▶ ABOUT THIS TASK
Ignoring the pictures, repeat every entry below exactly as it appears.

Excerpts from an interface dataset

^^^^^^^^

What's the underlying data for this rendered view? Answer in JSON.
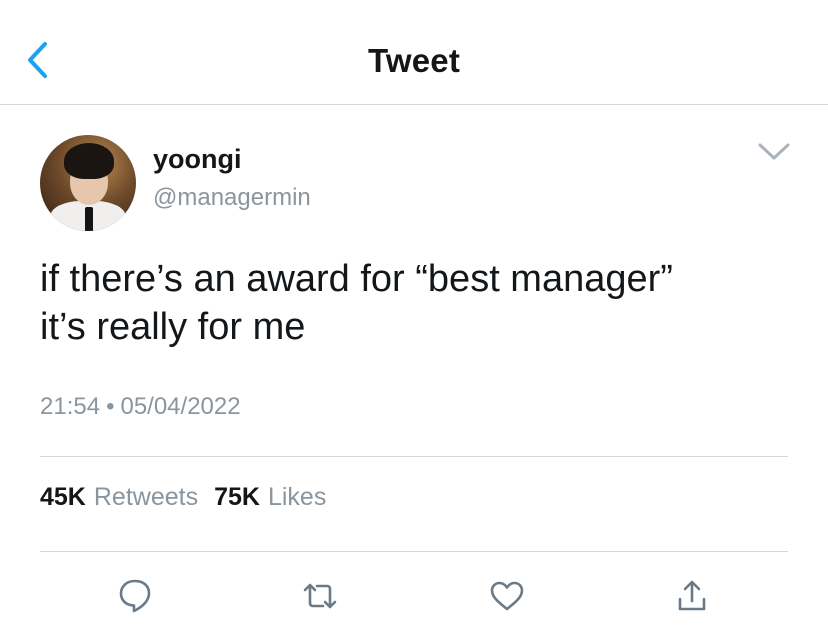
{
  "header": {
    "title": "Tweet",
    "back_icon": "chevron-left-icon",
    "accent_color": "#1da1f2"
  },
  "tweet": {
    "author_name": "yoongi",
    "author_handle": "@managermin",
    "text_lines": [
      "if there’s an award for “best manager”",
      "it’s really for me"
    ],
    "time": "21:54",
    "separator": "•",
    "date": "05/04/2022",
    "retweets_count": "45K",
    "retweets_label": "Retweets",
    "likes_count": "75K",
    "likes_label": "Likes"
  },
  "actions": {
    "reply_icon": "reply-icon",
    "retweet_icon": "retweet-icon",
    "like_icon": "heart-icon",
    "share_icon": "share-icon"
  },
  "colors": {
    "text": "#14171a",
    "muted": "#8a959e",
    "divider": "#d6d9dc",
    "icon": "#6b7a87"
  }
}
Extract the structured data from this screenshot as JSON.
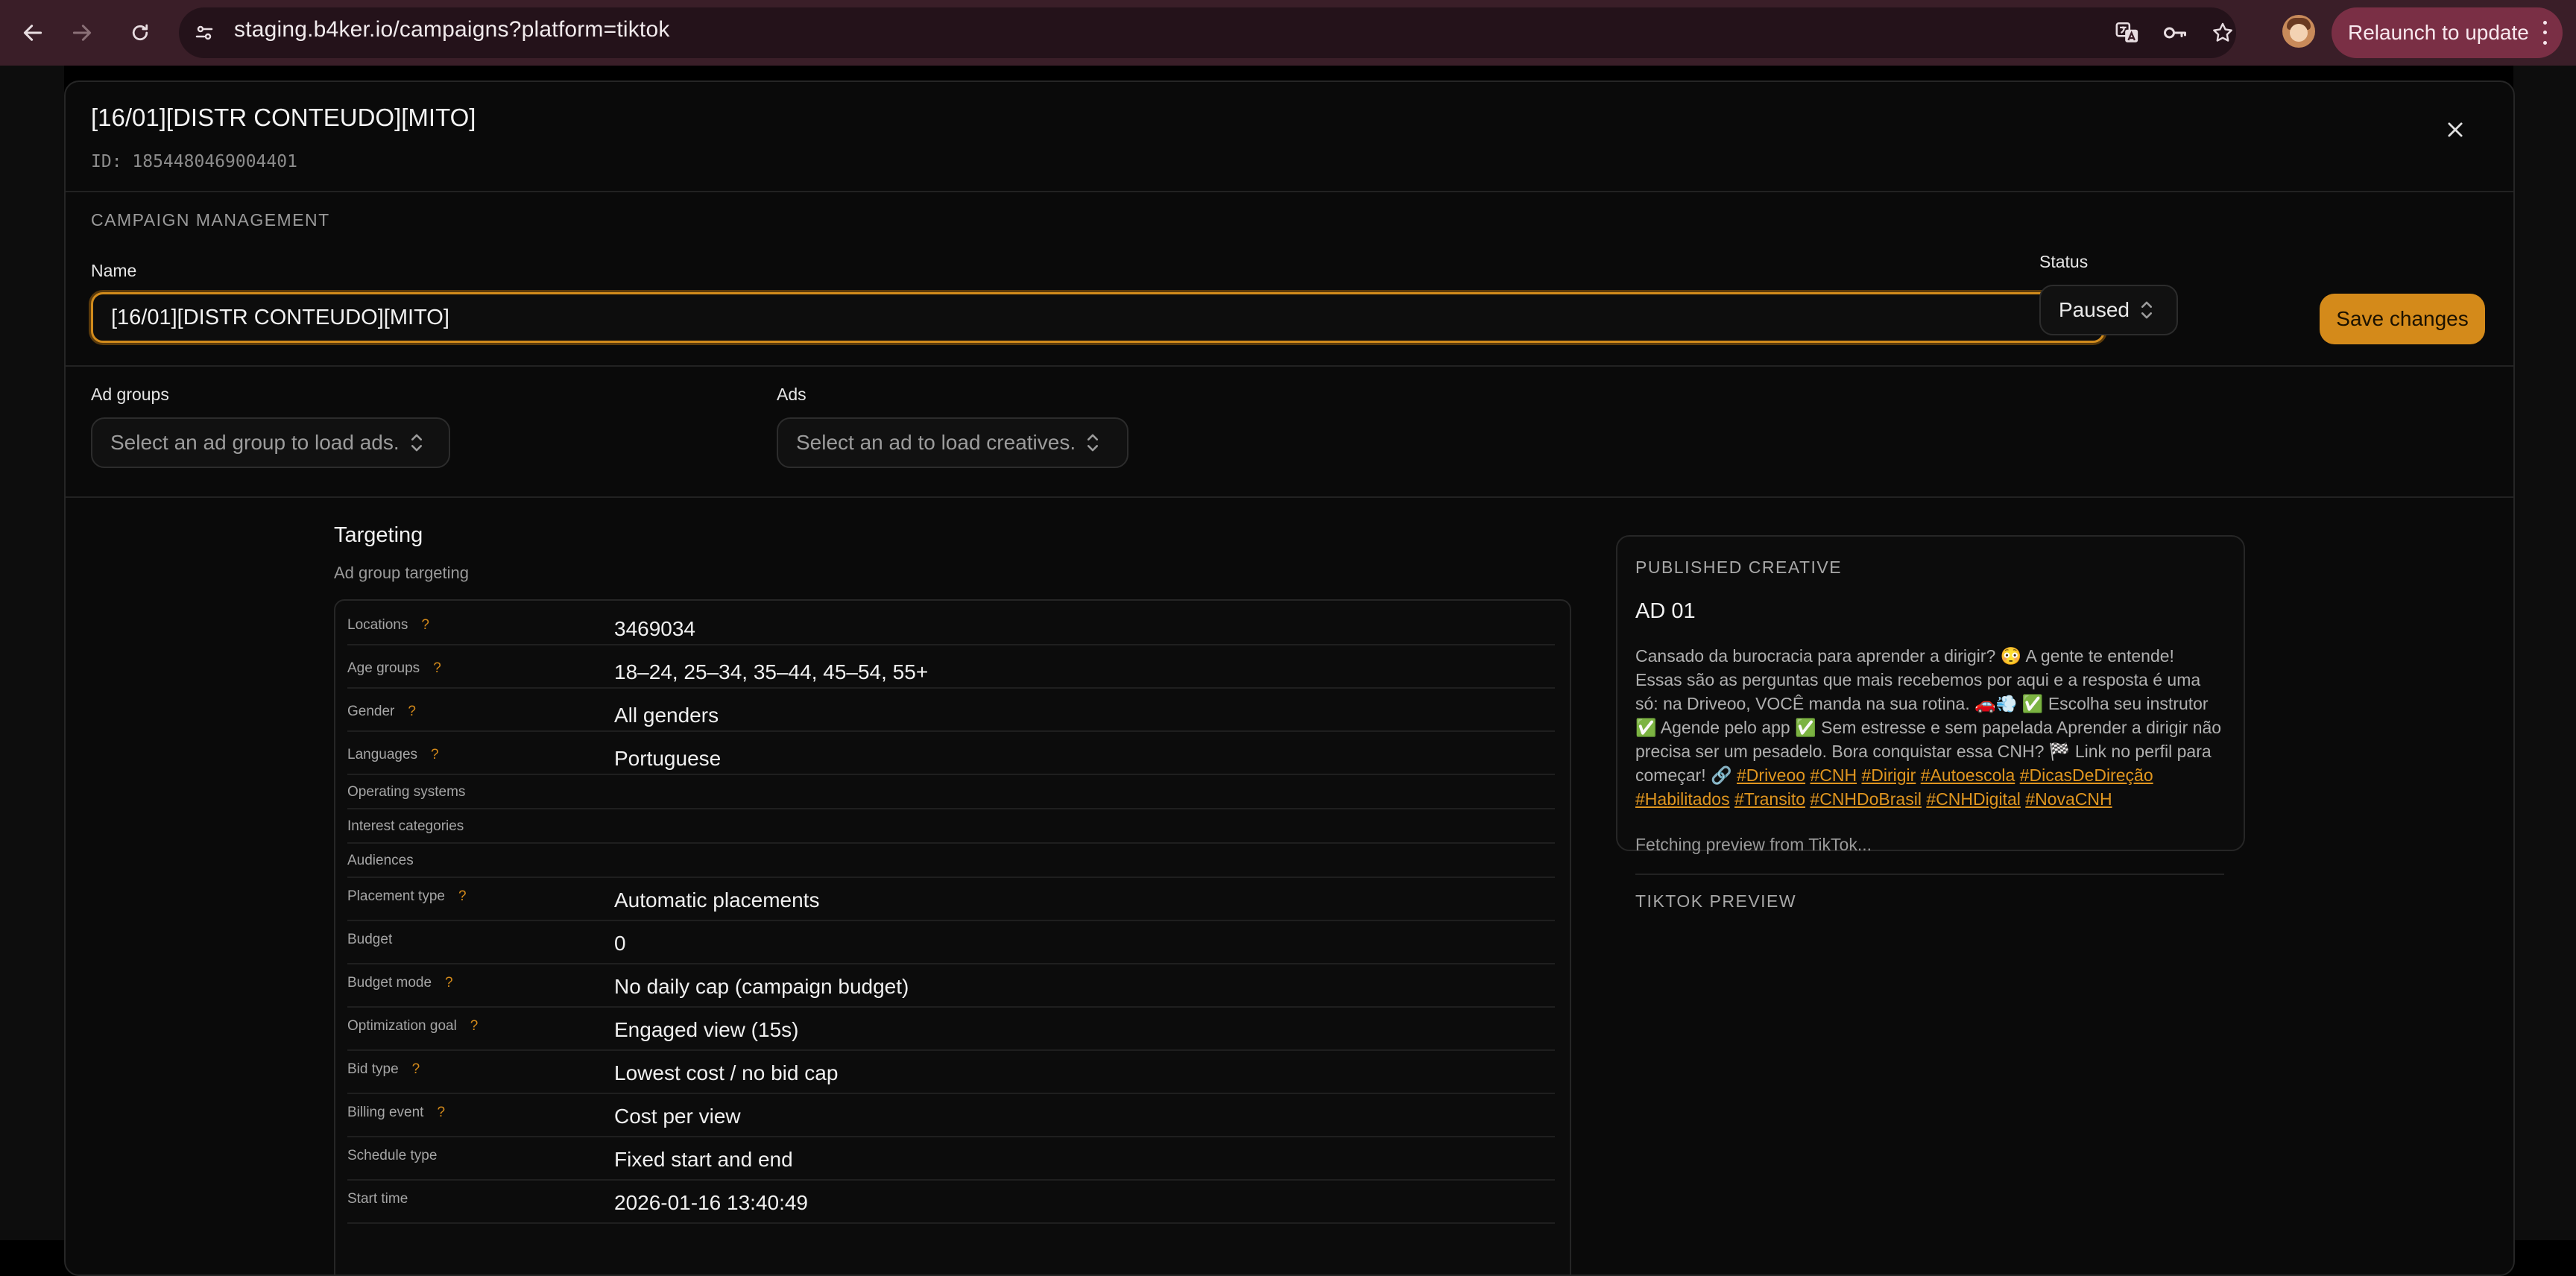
{
  "browser": {
    "url": "staging.b4ker.io/campaigns?platform=tiktok",
    "relaunch_label": "Relaunch to update"
  },
  "modal": {
    "title": "[16/01][DISTR CONTEUDO][MITO]",
    "id_text": "ID: 1854480469004401",
    "section_label": "CAMPAIGN MANAGEMENT",
    "name_label": "Name",
    "name_value": "[16/01][DISTR CONTEUDO][MITO]",
    "status_label": "Status",
    "status_value": "Paused",
    "save_label": "Save changes",
    "ad_groups_label": "Ad groups",
    "ad_groups_placeholder": "Select an ad group to load ads.",
    "ads_label": "Ads",
    "ads_placeholder": "Select an ad to load creatives."
  },
  "targeting": {
    "title": "Targeting",
    "subtitle": "Ad group targeting",
    "rows": [
      {
        "label": "Locations",
        "help": "?",
        "value": "3469034"
      },
      {
        "label": "Age groups",
        "help": "?",
        "value": "18–24, 25–34, 35–44, 45–54, 55+"
      },
      {
        "label": "Gender",
        "help": "?",
        "value": "All genders"
      },
      {
        "label": "Languages",
        "help": "?",
        "value": "Portuguese"
      },
      {
        "label": "Operating systems",
        "help": "",
        "value": ""
      },
      {
        "label": "Interest categories",
        "help": "",
        "value": ""
      },
      {
        "label": "Audiences",
        "help": "",
        "value": ""
      },
      {
        "label": "Placement type",
        "help": "?",
        "value": "Automatic placements"
      },
      {
        "label": "Budget",
        "help": "",
        "value": "0"
      },
      {
        "label": "Budget mode",
        "help": "?",
        "value": "No daily cap (campaign budget)"
      },
      {
        "label": "Optimization goal",
        "help": "?",
        "value": "Engaged view (15s)"
      },
      {
        "label": "Bid type",
        "help": "?",
        "value": "Lowest cost / no bid cap"
      },
      {
        "label": "Billing event",
        "help": "?",
        "value": "Cost per view"
      },
      {
        "label": "Schedule type",
        "help": "",
        "value": "Fixed start and end"
      },
      {
        "label": "Start time",
        "help": "",
        "value": "2026-01-16 13:40:49"
      }
    ]
  },
  "creative": {
    "section_label": "PUBLISHED CREATIVE",
    "ad_name": "AD 01",
    "caption_text": "Cansado da burocracia para aprender a dirigir? 😳 A gente te entende! Essas são as perguntas que mais recebemos por aqui e a resposta é uma só: na Driveoo, VOCÊ manda na sua rotina. 🚗💨 ✅ Escolha seu instrutor ✅ Agende pelo app ✅ Sem estresse e sem papelada Aprender a dirigir não precisa ser um pesadelo. Bora conquistar essa CNH? 🏁 Link no perfil para começar! 🔗",
    "hashtags": [
      "#Driveoo",
      "#CNH",
      "#Dirigir",
      "#Autoescola",
      "#DicasDeDireção",
      "#Habilitados",
      "#Transito",
      "#CNHDoBrasil",
      "#CNHDigital",
      "#NovaCNH"
    ],
    "fetching_text": "Fetching preview from TikTok...",
    "preview_label": "TIKTOK PREVIEW"
  },
  "colors": {
    "accent": "#d48a1a",
    "chrome": "#3a1e28",
    "relaunch": "#7a2f45"
  }
}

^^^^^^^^

▶ RESPONSE BOX
What's the underlying data for this rendered view? Answer in JSON.
{
  "header": {
    "title": "Tweet",
    "back_icon": "chevron-left-icon",
    "accent_color": "#1da1f2"
  },
  "tweet": {
    "author_name": "yoongi",
    "author_handle": "@managermin",
    "text_lines": [
      "if there’s an award for “best manager”",
      "it’s really for me"
    ],
    "time": "21:54",
    "separator": "•",
    "date": "05/04/2022",
    "retweets_count": "45K",
    "retweets_label": "Retweets",
    "likes_count": "75K",
    "likes_label": "Likes"
  },
  "actions": {
    "reply_icon": "reply-icon",
    "retweet_icon": "retweet-icon",
    "like_icon": "heart-icon",
    "share_icon": "share-icon"
  },
  "colors": {
    "text": "#14171a",
    "muted": "#8a959e",
    "divider": "#d6d9dc",
    "icon": "#6b7a87"
  }
}
Extract the structured data from this screenshot as JSON.
{
  "browser": {
    "url": "staging.b4ker.io/campaigns?platform=tiktok",
    "relaunch_label": "Relaunch to update"
  },
  "modal": {
    "title": "[16/01][DISTR CONTEUDO][MITO]",
    "id_text": "ID: 1854480469004401",
    "section_label": "CAMPAIGN MANAGEMENT",
    "name_label": "Name",
    "name_value": "[16/01][DISTR CONTEUDO][MITO]",
    "status_label": "Status",
    "status_value": "Paused",
    "save_label": "Save changes",
    "ad_groups_label": "Ad groups",
    "ad_groups_placeholder": "Select an ad group to load ads.",
    "ads_label": "Ads",
    "ads_placeholder": "Select an ad to load creatives."
  },
  "targeting": {
    "title": "Targeting",
    "subtitle": "Ad group targeting",
    "rows": [
      {
        "label": "Locations",
        "help": "?",
        "value": "3469034"
      },
      {
        "label": "Age groups",
        "help": "?",
        "value": "18–24, 25–34, 35–44, 45–54, 55+"
      },
      {
        "label": "Gender",
        "help": "?",
        "value": "All genders"
      },
      {
        "label": "Languages",
        "help": "?",
        "value": "Portuguese"
      },
      {
        "label": "Operating systems",
        "help": "",
        "value": ""
      },
      {
        "label": "Interest categories",
        "help": "",
        "value": ""
      },
      {
        "label": "Audiences",
        "help": "",
        "value": ""
      },
      {
        "label": "Placement type",
        "help": "?",
        "value": "Automatic placements"
      },
      {
        "label": "Budget",
        "help": "",
        "value": "0"
      },
      {
        "label": "Budget mode",
        "help": "?",
        "value": "No daily cap (campaign budget)"
      },
      {
        "label": "Optimization goal",
        "help": "?",
        "value": "Engaged view (15s)"
      },
      {
        "label": "Bid type",
        "help": "?",
        "value": "Lowest cost / no bid cap"
      },
      {
        "label": "Billing event",
        "help": "?",
        "value": "Cost per view"
      },
      {
        "label": "Schedule type",
        "help": "",
        "value": "Fixed start and end"
      },
      {
        "label": "Start time",
        "help": "",
        "value": "2026-01-16 13:40:49"
      }
    ]
  },
  "creative": {
    "section_label": "PUBLISHED CREATIVE",
    "ad_name": "AD 01",
    "caption_text": "Cansado da burocracia para aprender a dirigir? 😳 A gente te entende! Essas são as perguntas que mais recebemos por aqui e a resposta é uma só: na Driveoo, VOCÊ manda na sua rotina. 🚗💨 ✅ Escolha seu instrutor ✅ Agende pelo app ✅ Sem estresse e sem papelada Aprender a dirigir não precisa ser um pesadelo. Bora conquistar essa CNH? 🏁 Link no perfil para começar! 🔗",
    "hashtags": [
      "#Driveoo",
      "#CNH",
      "#Dirigir",
      "#Autoescola",
      "#DicasDeDireção",
      "#Habilitados",
      "#Transito",
      "#CNHDoBrasil",
      "#CNHDigital",
      "#NovaCNH"
    ],
    "fetching_text": "Fetching preview from TikTok...",
    "preview_label": "TIKTOK PREVIEW"
  },
  "colors": {
    "accent": "#d48a1a",
    "chrome": "#3a1e28",
    "relaunch": "#7a2f45"
  }
}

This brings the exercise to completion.